_PROBLEM DETAILS_
Skip the pictures, and retype the data below in full, exactly.

Data entries

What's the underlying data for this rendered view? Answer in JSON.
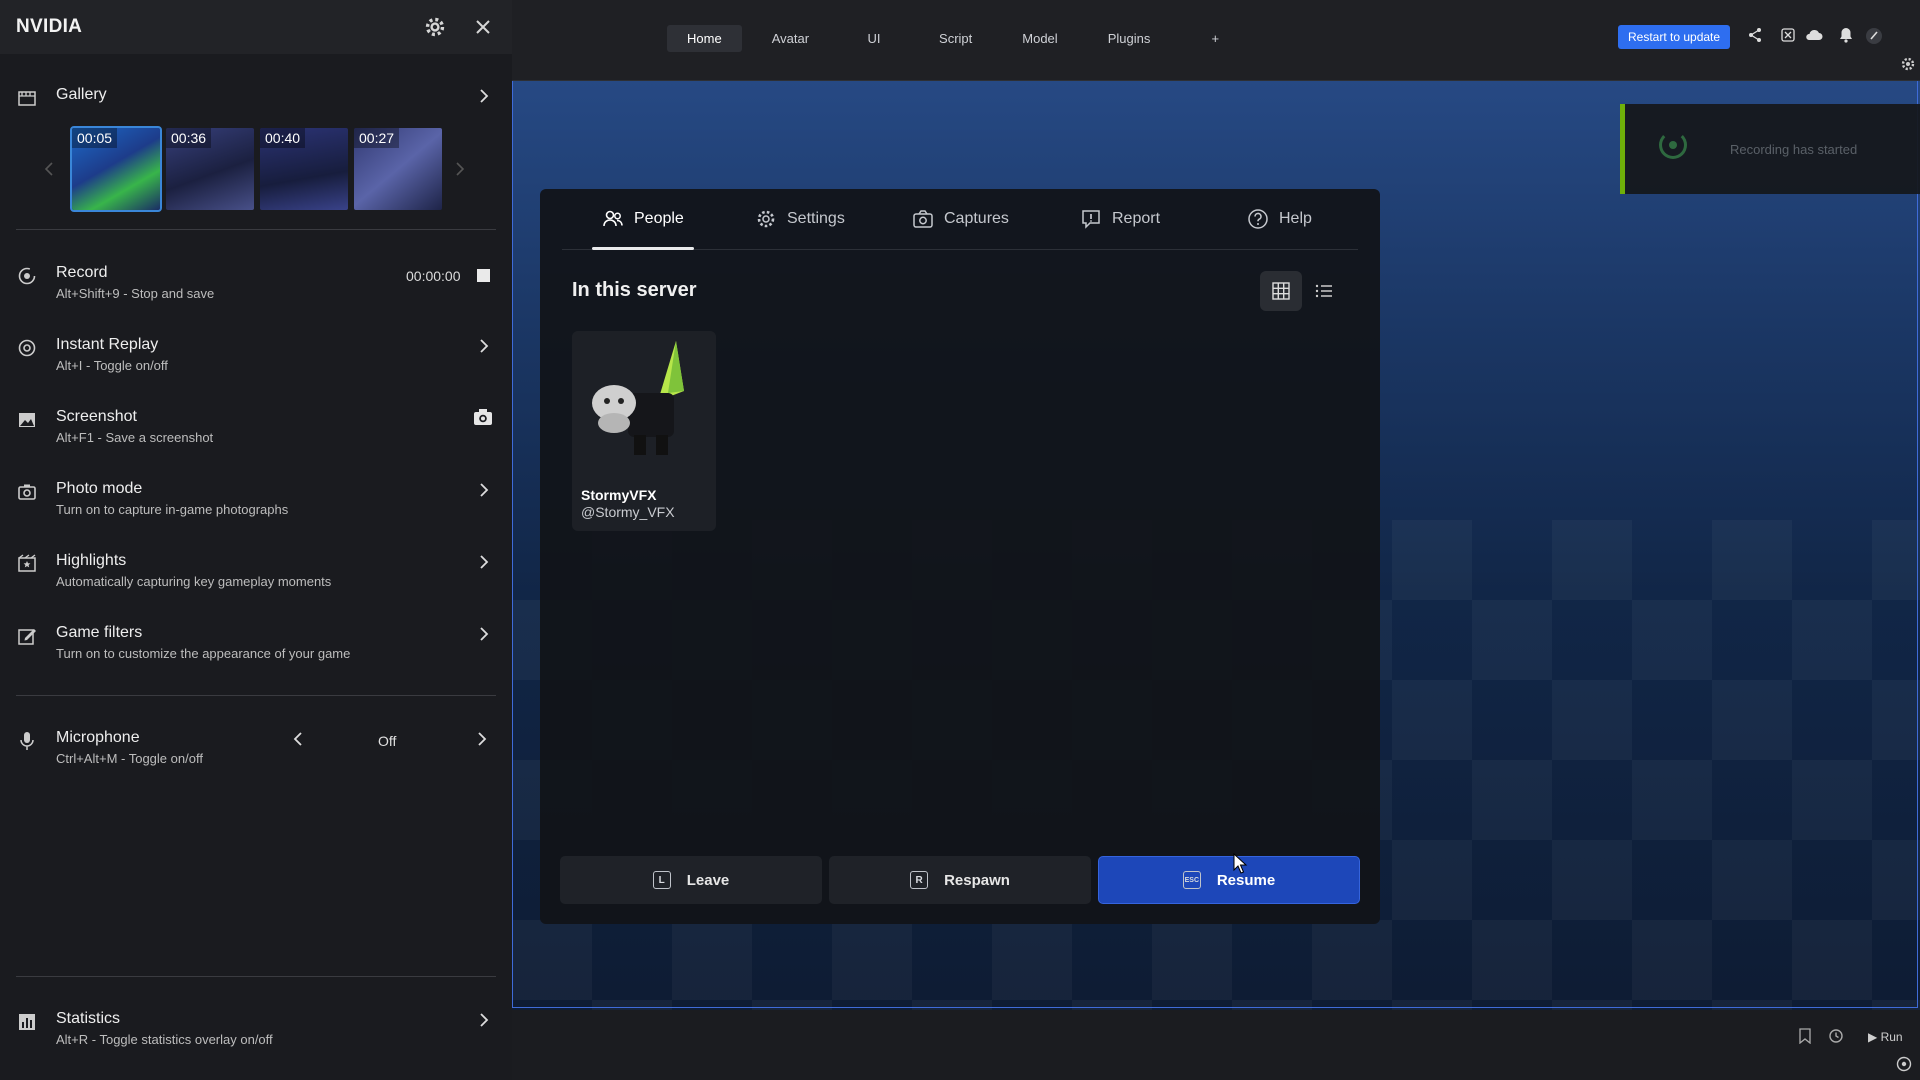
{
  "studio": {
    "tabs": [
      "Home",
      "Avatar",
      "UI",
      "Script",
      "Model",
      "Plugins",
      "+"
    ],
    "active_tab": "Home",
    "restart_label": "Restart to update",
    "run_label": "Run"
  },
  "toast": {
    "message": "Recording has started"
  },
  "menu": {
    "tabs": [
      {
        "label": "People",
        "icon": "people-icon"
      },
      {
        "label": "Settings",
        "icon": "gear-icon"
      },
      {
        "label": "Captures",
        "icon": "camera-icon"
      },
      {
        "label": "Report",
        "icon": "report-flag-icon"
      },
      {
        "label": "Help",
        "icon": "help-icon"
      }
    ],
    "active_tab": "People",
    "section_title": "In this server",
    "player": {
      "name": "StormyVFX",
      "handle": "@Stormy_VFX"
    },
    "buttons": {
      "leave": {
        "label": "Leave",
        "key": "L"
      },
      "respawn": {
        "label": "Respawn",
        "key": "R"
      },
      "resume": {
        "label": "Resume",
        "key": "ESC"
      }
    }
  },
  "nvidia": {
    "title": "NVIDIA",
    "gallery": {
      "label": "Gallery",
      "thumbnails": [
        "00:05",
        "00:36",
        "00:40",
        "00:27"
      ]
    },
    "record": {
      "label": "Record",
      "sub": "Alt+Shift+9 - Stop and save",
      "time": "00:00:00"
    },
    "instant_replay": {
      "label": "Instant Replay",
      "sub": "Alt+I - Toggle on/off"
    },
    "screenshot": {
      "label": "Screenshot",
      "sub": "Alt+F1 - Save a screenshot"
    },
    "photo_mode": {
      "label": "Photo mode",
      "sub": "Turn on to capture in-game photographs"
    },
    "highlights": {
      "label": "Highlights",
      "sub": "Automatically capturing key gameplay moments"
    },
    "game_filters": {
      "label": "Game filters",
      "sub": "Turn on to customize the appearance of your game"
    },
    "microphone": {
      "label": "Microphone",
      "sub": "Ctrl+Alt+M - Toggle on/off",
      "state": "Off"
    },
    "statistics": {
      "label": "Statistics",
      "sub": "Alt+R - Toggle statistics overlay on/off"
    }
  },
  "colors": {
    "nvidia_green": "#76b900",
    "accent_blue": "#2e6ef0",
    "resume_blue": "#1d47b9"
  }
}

_ANSWER_
What's the underlying data for this rendered view? Answer in JSON.
{
  "studio": {
    "tabs": [
      "Home",
      "Avatar",
      "UI",
      "Script",
      "Model",
      "Plugins",
      "+"
    ],
    "active_tab": "Home",
    "restart_label": "Restart to update",
    "run_label": "Run"
  },
  "toast": {
    "message": "Recording has started"
  },
  "menu": {
    "tabs": [
      {
        "label": "People",
        "icon": "people-icon"
      },
      {
        "label": "Settings",
        "icon": "gear-icon"
      },
      {
        "label": "Captures",
        "icon": "camera-icon"
      },
      {
        "label": "Report",
        "icon": "report-flag-icon"
      },
      {
        "label": "Help",
        "icon": "help-icon"
      }
    ],
    "active_tab": "People",
    "section_title": "In this server",
    "player": {
      "name": "StormyVFX",
      "handle": "@Stormy_VFX"
    },
    "buttons": {
      "leave": {
        "label": "Leave",
        "key": "L"
      },
      "respawn": {
        "label": "Respawn",
        "key": "R"
      },
      "resume": {
        "label": "Resume",
        "key": "ESC"
      }
    }
  },
  "nvidia": {
    "title": "NVIDIA",
    "gallery": {
      "label": "Gallery",
      "thumbnails": [
        "00:05",
        "00:36",
        "00:40",
        "00:27"
      ]
    },
    "record": {
      "label": "Record",
      "sub": "Alt+Shift+9 - Stop and save",
      "time": "00:00:00"
    },
    "instant_replay": {
      "label": "Instant Replay",
      "sub": "Alt+I - Toggle on/off"
    },
    "screenshot": {
      "label": "Screenshot",
      "sub": "Alt+F1 - Save a screenshot"
    },
    "photo_mode": {
      "label": "Photo mode",
      "sub": "Turn on to capture in-game photographs"
    },
    "highlights": {
      "label": "Highlights",
      "sub": "Automatically capturing key gameplay moments"
    },
    "game_filters": {
      "label": "Game filters",
      "sub": "Turn on to customize the appearance of your game"
    },
    "microphone": {
      "label": "Microphone",
      "sub": "Ctrl+Alt+M - Toggle on/off",
      "state": "Off"
    },
    "statistics": {
      "label": "Statistics",
      "sub": "Alt+R - Toggle statistics overlay on/off"
    }
  },
  "colors": {
    "nvidia_green": "#76b900",
    "accent_blue": "#2e6ef0",
    "resume_blue": "#1d47b9"
  }
}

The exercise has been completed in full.